● **Problem statement**:
Copy every line of the data that includes the string "name".

[Element data from apps and pages]
---
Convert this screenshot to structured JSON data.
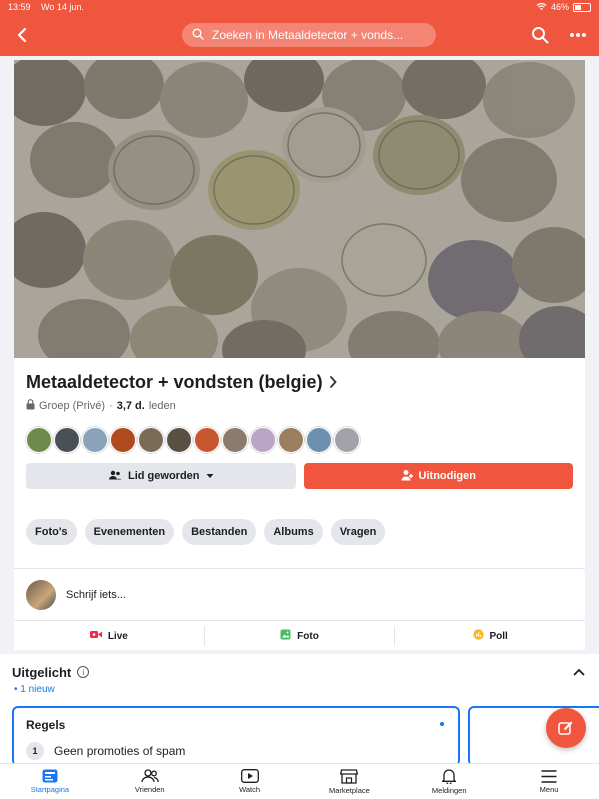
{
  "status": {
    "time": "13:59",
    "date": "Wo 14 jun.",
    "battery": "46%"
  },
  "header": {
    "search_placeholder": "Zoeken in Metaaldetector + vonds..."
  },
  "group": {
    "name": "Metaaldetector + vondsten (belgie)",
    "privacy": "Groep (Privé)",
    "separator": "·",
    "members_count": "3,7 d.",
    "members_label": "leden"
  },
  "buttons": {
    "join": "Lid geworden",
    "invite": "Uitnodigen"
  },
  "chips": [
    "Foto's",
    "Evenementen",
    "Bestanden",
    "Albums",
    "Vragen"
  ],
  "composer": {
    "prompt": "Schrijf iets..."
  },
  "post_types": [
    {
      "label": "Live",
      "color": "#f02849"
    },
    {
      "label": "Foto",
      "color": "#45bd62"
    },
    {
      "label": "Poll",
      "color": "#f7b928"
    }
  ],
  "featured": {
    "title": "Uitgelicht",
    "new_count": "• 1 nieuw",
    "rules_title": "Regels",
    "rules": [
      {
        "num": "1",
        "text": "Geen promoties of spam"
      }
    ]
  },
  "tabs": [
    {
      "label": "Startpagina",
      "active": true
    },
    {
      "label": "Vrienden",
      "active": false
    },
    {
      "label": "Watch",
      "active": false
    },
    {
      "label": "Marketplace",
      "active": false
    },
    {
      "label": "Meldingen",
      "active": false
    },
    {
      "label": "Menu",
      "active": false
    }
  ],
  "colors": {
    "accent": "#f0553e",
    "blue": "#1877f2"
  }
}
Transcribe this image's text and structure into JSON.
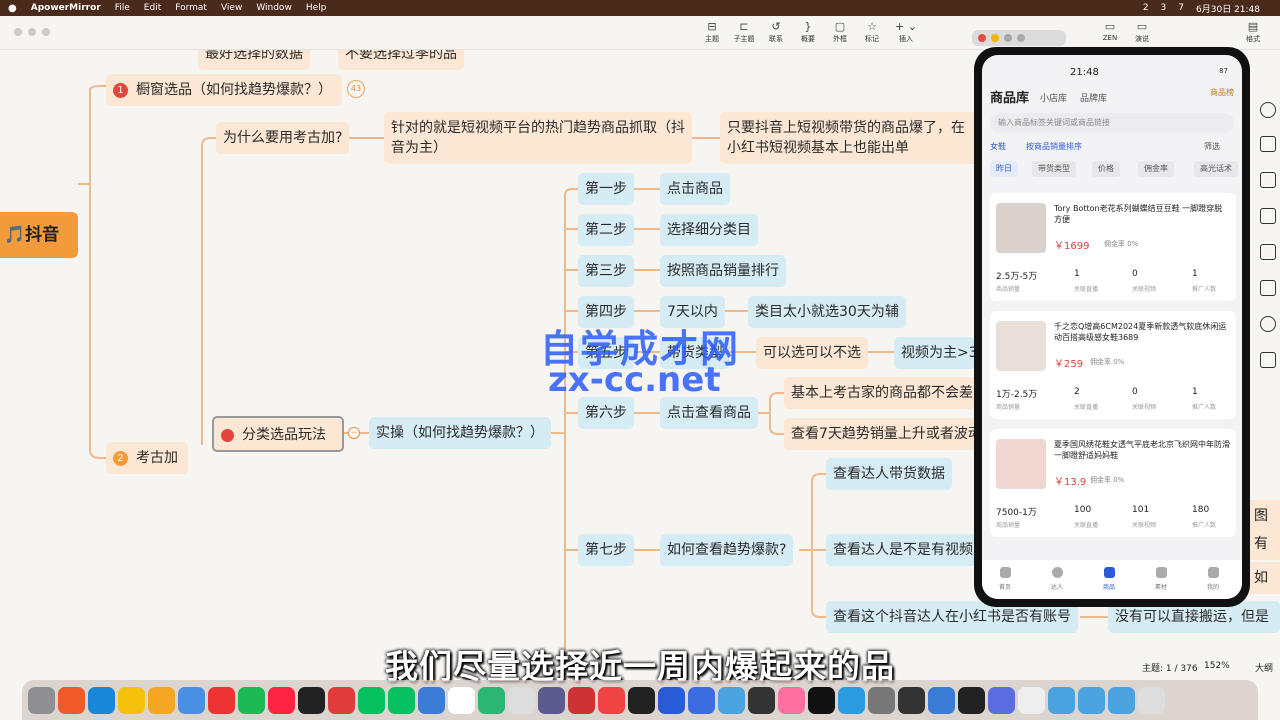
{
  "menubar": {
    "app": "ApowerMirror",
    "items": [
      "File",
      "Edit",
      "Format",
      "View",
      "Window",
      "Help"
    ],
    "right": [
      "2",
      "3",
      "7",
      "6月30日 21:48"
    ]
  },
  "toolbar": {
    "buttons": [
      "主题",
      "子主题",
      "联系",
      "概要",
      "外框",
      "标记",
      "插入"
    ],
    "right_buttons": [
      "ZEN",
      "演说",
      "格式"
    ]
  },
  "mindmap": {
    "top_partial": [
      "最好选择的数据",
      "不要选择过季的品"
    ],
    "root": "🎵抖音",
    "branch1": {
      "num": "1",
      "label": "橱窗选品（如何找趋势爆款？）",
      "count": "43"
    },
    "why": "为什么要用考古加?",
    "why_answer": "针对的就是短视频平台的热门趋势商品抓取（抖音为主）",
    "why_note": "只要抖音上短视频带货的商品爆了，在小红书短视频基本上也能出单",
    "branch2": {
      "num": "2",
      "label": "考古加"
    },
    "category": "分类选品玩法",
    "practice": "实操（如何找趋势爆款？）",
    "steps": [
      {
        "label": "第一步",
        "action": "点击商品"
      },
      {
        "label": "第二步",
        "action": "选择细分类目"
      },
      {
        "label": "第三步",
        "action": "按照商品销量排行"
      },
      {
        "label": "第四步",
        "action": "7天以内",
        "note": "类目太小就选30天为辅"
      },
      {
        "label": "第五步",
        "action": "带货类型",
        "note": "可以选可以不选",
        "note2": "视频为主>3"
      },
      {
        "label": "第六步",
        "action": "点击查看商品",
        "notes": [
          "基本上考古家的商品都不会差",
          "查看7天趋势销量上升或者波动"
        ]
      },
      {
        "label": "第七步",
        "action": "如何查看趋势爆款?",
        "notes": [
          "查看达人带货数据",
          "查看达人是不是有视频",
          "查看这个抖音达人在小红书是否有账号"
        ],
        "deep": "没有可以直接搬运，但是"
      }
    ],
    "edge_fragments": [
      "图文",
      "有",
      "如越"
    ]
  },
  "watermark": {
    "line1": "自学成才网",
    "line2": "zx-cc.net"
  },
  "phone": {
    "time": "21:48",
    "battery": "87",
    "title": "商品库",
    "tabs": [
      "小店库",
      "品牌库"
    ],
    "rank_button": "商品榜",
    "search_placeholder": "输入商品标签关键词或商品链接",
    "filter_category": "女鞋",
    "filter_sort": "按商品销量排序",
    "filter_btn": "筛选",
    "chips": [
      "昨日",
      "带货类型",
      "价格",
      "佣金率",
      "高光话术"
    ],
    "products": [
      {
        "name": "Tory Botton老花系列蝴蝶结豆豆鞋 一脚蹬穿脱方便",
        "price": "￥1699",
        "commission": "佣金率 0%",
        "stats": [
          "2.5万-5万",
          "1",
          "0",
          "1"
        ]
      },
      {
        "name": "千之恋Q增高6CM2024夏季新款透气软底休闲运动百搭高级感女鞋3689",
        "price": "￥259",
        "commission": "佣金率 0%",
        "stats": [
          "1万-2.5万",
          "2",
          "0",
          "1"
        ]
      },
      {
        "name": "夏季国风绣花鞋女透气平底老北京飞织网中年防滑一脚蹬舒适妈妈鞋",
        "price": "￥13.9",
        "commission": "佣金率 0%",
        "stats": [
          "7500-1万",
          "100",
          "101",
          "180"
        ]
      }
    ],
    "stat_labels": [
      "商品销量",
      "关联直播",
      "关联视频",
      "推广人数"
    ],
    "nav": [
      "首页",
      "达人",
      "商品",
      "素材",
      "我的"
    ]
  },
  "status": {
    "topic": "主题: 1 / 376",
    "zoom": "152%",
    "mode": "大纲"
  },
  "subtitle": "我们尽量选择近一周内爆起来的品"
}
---
● **Written answer**:
    "name": "Metaaldetector + vondsten (belgie)",
        "name": "Tory Botton老花系列蝴蝶结豆豆鞋 一脚蹬穿脱方便",
        "name": "千之恋Q增高6CM2024夏季新款透气软底休闲运动百搭高级感女鞋3689",
        "name": "夏季国风绣花鞋女透气平底老北京飞织网中年防滑一脚蹬舒适妈妈鞋",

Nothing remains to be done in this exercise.